Page and application data records
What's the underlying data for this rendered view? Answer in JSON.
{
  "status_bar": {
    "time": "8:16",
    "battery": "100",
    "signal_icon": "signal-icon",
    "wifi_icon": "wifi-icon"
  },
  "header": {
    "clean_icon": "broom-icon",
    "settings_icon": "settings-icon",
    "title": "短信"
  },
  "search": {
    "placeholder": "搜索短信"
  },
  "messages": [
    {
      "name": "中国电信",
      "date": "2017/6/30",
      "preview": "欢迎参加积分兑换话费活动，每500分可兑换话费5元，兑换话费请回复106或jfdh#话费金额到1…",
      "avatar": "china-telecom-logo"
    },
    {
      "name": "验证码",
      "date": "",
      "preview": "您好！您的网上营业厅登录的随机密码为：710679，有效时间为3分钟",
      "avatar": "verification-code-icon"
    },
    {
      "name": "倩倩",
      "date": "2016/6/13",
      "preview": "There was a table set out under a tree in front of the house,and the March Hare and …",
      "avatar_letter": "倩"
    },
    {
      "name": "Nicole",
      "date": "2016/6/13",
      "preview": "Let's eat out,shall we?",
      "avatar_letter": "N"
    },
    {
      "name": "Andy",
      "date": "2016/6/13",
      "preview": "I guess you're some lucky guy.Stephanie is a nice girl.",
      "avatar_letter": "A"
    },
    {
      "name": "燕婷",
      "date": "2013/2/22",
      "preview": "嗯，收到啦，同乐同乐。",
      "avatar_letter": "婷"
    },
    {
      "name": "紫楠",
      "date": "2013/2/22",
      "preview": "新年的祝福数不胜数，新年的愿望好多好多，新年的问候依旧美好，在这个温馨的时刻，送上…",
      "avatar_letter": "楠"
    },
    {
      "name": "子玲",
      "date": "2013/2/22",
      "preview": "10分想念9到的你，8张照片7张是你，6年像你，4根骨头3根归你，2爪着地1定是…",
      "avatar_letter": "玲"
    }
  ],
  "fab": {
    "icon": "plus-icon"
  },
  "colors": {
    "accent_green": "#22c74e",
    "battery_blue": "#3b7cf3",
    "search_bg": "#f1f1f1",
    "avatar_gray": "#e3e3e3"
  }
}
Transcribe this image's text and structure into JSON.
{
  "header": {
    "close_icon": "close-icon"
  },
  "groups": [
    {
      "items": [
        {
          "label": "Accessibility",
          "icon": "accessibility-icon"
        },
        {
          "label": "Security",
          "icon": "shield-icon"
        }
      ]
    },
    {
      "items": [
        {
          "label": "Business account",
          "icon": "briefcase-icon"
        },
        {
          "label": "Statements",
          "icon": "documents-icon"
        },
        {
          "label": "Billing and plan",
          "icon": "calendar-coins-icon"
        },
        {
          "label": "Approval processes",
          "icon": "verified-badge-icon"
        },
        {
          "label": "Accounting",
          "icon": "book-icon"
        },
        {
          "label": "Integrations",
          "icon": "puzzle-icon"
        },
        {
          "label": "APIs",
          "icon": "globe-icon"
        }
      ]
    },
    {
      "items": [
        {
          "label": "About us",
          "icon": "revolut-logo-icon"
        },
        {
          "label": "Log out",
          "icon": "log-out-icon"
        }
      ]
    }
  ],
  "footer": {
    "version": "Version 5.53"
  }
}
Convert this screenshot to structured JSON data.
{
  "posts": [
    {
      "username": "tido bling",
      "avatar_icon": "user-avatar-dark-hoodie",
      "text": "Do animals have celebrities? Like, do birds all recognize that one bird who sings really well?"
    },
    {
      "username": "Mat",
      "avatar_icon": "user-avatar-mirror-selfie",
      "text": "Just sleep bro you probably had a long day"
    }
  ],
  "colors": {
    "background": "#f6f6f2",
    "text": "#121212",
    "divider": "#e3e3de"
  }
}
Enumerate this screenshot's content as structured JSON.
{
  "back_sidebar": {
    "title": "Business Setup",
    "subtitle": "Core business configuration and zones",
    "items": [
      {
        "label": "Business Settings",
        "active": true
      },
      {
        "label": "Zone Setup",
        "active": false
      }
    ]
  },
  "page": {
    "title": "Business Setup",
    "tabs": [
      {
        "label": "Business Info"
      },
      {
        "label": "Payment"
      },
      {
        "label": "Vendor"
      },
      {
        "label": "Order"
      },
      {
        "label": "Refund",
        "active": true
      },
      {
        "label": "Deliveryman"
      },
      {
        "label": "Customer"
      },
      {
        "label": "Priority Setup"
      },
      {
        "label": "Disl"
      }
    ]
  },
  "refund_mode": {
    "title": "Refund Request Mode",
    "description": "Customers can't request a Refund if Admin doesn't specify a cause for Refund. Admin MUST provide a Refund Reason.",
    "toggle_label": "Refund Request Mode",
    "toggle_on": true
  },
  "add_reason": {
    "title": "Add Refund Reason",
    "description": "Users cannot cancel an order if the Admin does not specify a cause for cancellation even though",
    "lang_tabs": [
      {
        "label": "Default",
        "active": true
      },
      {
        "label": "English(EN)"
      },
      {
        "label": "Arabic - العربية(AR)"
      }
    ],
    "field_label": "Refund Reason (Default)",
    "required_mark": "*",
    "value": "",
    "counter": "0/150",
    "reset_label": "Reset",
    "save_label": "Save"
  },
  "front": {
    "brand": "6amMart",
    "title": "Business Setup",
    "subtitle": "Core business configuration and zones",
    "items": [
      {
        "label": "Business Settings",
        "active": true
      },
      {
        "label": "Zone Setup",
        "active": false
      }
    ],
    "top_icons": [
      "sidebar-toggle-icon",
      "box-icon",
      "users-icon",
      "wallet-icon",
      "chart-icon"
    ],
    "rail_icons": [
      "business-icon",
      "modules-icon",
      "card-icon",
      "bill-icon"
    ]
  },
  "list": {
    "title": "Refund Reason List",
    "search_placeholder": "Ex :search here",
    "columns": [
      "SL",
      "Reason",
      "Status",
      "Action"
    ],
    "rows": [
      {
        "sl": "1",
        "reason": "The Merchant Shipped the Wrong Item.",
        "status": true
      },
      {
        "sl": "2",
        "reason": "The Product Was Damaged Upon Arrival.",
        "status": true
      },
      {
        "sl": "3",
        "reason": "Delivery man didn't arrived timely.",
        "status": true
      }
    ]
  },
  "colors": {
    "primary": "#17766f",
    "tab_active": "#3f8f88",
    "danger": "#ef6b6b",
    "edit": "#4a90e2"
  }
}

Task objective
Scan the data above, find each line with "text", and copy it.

Result below
Transcribe this image's text and structure into JSON.
      "text": "Do animals have celebrities? Like, do birds all recognize that one bird who sings really well?"
      "text": "Just sleep bro you probably had a long day"
    "text": "#121212",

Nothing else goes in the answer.